Media pitches, on the other hand, are focused on crafting a story based on a particular angle and/or industry trend that a reporter covers and resonates with his/her audience.
People will only believe you’re an expert if they see you in big media.
Most executives (and everyone in the marketing food chain) perceive that it’s best for major news outlets to get behind you and your company. More often than not, it’s not going to happen, or quickly unless you’ve just been acquired by Facebook. What companies need is a skilled public relations firm, preferably one that specializes in their industry, to position them as “thought leaders.”
Read more about that on ThinkPeople.
More importantly, these firms have established relationships with an extensive list of media outlets, conference organizers, analysts and other influencers that companies most likely wouldn’t have developed on their own. With these resources at their disposal, public relations agencies can get companies in front of the right prospects and audience, with the right message delivered through the right media outlets.
Since you can’t measure public relations success, it must be worthless.

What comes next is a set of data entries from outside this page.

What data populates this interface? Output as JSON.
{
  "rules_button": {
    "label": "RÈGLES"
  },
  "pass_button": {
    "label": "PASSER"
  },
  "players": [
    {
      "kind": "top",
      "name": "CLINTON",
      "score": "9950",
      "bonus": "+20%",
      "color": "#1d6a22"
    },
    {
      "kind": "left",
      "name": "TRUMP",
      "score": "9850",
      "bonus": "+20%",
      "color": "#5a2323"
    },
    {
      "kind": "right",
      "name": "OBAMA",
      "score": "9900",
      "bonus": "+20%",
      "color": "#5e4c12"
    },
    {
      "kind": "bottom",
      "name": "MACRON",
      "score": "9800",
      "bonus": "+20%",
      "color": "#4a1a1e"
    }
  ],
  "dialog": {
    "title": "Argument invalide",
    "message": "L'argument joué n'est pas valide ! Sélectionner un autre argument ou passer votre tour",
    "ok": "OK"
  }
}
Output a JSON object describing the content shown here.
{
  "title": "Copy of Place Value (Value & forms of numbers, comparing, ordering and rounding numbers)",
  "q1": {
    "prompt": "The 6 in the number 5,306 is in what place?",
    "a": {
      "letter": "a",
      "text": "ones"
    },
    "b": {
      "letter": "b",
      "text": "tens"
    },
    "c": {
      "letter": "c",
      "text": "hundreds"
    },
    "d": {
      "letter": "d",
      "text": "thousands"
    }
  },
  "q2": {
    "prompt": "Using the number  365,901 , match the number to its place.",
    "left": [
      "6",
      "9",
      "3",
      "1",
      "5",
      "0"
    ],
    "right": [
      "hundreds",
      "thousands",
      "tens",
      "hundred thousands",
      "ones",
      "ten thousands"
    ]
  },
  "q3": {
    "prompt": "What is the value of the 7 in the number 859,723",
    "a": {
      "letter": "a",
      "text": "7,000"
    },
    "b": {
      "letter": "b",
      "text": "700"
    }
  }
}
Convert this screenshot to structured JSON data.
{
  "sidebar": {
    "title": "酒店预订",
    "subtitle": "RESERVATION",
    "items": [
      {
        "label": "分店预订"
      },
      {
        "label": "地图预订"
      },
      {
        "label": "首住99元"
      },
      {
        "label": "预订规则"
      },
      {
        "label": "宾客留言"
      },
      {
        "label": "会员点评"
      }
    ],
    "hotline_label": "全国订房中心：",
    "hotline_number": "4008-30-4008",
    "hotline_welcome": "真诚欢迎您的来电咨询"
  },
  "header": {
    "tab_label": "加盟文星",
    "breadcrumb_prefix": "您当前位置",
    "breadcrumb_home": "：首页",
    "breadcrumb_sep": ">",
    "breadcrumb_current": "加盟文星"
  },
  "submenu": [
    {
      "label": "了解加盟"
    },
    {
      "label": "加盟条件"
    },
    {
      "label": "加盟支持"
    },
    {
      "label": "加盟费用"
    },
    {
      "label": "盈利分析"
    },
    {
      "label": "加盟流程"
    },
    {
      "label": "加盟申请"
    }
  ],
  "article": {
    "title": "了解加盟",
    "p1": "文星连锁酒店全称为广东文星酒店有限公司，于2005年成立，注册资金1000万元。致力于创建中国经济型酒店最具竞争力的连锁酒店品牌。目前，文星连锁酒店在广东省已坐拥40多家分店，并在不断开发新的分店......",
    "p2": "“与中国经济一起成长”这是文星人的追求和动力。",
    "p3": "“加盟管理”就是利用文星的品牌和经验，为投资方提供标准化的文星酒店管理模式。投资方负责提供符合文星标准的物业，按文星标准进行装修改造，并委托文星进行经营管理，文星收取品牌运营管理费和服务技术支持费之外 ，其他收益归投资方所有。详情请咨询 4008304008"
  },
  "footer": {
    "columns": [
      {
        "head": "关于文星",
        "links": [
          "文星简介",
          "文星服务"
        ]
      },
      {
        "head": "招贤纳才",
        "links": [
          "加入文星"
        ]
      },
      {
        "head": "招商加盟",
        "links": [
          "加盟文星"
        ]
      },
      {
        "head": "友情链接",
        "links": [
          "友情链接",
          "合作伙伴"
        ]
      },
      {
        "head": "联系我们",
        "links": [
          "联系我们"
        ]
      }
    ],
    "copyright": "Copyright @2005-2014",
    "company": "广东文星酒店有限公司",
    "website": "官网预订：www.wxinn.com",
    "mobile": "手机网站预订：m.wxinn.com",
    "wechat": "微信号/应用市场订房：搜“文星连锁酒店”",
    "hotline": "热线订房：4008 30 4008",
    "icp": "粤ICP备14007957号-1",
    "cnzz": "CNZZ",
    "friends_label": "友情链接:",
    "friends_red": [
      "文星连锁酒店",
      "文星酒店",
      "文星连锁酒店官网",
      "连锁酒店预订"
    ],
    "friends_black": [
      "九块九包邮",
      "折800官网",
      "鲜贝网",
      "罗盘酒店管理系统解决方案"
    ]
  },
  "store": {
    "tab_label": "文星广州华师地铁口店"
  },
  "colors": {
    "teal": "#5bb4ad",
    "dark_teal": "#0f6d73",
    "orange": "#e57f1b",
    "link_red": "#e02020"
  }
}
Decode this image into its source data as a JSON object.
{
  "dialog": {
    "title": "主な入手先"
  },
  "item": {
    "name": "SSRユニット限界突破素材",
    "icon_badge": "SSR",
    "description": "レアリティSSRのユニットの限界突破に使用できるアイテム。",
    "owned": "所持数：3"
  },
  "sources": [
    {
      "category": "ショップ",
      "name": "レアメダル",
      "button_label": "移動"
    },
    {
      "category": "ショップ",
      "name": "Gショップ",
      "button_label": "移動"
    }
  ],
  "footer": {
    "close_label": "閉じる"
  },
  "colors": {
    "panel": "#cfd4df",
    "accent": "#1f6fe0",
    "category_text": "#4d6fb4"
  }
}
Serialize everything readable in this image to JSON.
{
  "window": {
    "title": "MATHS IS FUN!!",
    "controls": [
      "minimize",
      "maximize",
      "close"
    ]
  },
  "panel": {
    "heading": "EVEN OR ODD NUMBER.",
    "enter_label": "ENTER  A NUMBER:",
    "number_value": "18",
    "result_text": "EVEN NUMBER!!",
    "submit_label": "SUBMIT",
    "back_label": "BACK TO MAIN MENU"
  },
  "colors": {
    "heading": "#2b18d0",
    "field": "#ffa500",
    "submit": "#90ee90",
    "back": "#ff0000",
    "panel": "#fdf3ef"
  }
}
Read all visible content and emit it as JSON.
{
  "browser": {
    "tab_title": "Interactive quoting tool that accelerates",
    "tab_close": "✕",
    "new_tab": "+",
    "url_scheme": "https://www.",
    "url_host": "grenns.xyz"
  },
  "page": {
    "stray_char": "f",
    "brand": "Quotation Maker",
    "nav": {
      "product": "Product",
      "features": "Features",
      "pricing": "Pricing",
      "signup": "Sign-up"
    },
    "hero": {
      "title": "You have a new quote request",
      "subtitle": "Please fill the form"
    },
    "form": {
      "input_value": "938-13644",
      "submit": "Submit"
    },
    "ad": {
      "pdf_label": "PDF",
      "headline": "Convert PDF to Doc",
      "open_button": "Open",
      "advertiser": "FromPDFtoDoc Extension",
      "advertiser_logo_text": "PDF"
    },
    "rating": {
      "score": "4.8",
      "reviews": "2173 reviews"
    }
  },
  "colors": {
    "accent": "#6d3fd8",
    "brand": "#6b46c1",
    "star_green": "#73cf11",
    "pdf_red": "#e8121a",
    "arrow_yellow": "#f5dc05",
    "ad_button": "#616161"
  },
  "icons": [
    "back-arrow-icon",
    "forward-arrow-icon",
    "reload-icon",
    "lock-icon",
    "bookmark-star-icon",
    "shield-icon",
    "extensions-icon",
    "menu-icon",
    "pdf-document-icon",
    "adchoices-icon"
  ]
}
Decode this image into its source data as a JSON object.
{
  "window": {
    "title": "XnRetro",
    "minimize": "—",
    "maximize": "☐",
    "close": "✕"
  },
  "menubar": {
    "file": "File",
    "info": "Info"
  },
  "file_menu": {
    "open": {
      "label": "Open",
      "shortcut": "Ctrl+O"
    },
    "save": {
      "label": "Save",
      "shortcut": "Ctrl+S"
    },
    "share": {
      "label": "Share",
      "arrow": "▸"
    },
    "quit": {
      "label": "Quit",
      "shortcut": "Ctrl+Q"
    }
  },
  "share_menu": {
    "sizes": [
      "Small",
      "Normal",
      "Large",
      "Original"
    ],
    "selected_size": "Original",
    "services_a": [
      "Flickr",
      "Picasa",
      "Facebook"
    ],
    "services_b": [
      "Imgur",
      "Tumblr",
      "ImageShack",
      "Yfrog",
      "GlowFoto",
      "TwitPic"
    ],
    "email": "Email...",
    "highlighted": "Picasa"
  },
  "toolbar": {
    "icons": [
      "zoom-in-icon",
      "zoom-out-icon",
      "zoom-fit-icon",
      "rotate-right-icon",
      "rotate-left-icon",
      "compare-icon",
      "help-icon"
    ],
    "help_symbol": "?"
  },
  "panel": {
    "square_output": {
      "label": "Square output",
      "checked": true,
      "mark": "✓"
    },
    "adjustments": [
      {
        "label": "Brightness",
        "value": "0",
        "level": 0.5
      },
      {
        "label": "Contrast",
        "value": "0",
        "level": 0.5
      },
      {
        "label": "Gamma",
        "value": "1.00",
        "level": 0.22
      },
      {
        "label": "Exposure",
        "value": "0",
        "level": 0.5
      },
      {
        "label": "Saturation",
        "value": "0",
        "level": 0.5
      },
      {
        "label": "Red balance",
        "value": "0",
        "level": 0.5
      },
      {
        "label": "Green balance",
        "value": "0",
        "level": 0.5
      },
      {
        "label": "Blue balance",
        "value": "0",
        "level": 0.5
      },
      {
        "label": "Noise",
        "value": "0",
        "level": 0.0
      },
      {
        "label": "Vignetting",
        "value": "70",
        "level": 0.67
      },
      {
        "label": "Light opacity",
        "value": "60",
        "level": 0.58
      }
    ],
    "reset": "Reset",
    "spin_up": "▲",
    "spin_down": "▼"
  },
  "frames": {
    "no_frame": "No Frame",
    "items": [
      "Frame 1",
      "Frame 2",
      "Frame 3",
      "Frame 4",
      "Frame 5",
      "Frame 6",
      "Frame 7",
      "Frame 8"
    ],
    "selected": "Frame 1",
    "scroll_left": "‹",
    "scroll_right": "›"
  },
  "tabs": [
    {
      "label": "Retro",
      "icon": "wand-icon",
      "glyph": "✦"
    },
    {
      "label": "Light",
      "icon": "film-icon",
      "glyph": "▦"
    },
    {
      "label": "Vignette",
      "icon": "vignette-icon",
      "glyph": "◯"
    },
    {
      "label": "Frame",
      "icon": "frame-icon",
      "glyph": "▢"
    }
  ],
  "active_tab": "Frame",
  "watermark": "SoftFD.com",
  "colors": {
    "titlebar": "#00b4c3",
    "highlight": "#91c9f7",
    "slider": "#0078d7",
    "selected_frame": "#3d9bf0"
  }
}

Unlike advertising, public relations can’t always be quantified by a dollar amount – but that doesn’t mean it won’t positively affect a marketing budget’s ROI and bottom line. It’s the age old debate over advertising vs. PR. When companies pay to advertise, they are of course guaranteed placement in a specific media outlet – but what is the real benefit? For consumer-facing brands, paying for advertising – when supported by a multichannel approach which may or may not include PR – can be an effective way to impact a mass of consumers. But for B2B brands, paid advertising neither establishes credibility nor reaches the right audience. What B2B brands really need is a strategic approach that doesn’t focus on the number of people contacted, but rather the number of interested people (and therefore, potential clients) that are actually impacted and can be added to the company’s sales funnel (read: revenue).
Big PR firms have big contacts, which means they always earn big media placements.
Despite what most women tell you, size doesn’t always matter. While large PR firms may have a lot of contacts – and more perceived manpower to build relationships with them – good contacts do not guarantee good media, or any media at all. Coming up with effective strategies, compelling ideas and great concepts to market a new product or company offering is about more than knowing the right people. Effective PR – PR that delivers business results not just a bunch of press clippings – is about striking the right balance between a having compelling story and having the know-who, know-how, perfect timing and relevant industry knowledge.
PR firms the world over struggle with proving their worth – due mainly to clients’ past experiences with unsuccessful PR efforts and agencies that overpromised and under-delivered. At ThinkInk, we work hard to change that perception day-in, day out – so here’s to debunking yet another PR myth!
What are your pet peeves about PR agencies? What do you expect from a PR to deliver? Share your views and experiences with the ThinkInk community below: